** RECORDS FOR THIS EXERCISE follows **
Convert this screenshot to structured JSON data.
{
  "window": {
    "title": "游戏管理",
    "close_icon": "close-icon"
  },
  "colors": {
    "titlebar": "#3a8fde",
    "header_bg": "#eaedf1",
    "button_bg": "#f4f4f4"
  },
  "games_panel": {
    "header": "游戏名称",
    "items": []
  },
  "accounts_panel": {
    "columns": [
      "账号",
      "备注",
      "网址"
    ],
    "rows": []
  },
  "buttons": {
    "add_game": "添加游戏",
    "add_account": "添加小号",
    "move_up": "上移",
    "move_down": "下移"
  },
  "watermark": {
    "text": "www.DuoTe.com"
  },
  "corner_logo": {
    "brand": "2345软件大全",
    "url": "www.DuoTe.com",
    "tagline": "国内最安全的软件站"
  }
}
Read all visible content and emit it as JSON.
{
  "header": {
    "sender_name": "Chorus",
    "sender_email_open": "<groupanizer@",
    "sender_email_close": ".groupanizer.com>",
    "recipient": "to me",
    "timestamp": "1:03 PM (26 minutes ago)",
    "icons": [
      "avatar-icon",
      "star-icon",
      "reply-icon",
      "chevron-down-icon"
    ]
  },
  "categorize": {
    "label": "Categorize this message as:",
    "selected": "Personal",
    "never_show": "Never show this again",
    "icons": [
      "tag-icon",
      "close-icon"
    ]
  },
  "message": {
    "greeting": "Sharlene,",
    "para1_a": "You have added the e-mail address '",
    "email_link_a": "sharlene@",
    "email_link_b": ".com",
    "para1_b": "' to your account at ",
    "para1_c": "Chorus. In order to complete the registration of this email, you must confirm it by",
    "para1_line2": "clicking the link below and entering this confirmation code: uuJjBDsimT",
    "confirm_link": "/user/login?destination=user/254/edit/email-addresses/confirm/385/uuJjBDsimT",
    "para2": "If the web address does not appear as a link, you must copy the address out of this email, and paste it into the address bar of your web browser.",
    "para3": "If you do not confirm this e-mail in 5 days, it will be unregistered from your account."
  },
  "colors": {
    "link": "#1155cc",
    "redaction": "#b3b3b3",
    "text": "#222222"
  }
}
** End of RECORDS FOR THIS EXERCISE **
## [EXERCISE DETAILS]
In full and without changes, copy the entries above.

## [TASK RESULT]
Convert this screenshot to structured JSON data.
{
  "window": {
    "title": "游戏管理",
    "close_icon": "close-icon"
  },
  "colors": {
    "titlebar": "#3a8fde",
    "header_bg": "#eaedf1",
    "button_bg": "#f4f4f4"
  },
  "games_panel": {
    "header": "游戏名称",
    "items": []
  },
  "accounts_panel": {
    "columns": [
      "账号",
      "备注",
      "网址"
    ],
    "rows": []
  },
  "buttons": {
    "add_game": "添加游戏",
    "add_account": "添加小号",
    "move_up": "上移",
    "move_down": "下移"
  },
  "watermark": {
    "text": "www.DuoTe.com"
  },
  "corner_logo": {
    "brand": "2345软件大全",
    "url": "www.DuoTe.com",
    "tagline": "国内最安全的软件站"
  }
}
Read all visible content and emit it as JSON.
{
  "header": {
    "sender_name": "Chorus",
    "sender_email_open": "<groupanizer@",
    "sender_email_close": ".groupanizer.com>",
    "recipient": "to me",
    "timestamp": "1:03 PM (26 minutes ago)",
    "icons": [
      "avatar-icon",
      "star-icon",
      "reply-icon",
      "chevron-down-icon"
    ]
  },
  "categorize": {
    "label": "Categorize this message as:",
    "selected": "Personal",
    "never_show": "Never show this again",
    "icons": [
      "tag-icon",
      "close-icon"
    ]
  },
  "message": {
    "greeting": "Sharlene,",
    "para1_a": "You have added the e-mail address '",
    "email_link_a": "sharlene@",
    "email_link_b": ".com",
    "para1_b": "' to your account at ",
    "para1_c": "Chorus. In order to complete the registration of this email, you must confirm it by",
    "para1_line2": "clicking the link below and entering this confirmation code: uuJjBDsimT",
    "confirm_link": "/user/login?destination=user/254/edit/email-addresses/confirm/385/uuJjBDsimT",
    "para2": "If the web address does not appear as a link, you must copy the address out of this email, and paste it into the address bar of your web browser.",
    "para3": "If you do not confirm this e-mail in 5 days, it will be unregistered from your account."
  },
  "colors": {
    "link": "#1155cc",
    "redaction": "#b3b3b3",
    "text": "#222222"
  }
}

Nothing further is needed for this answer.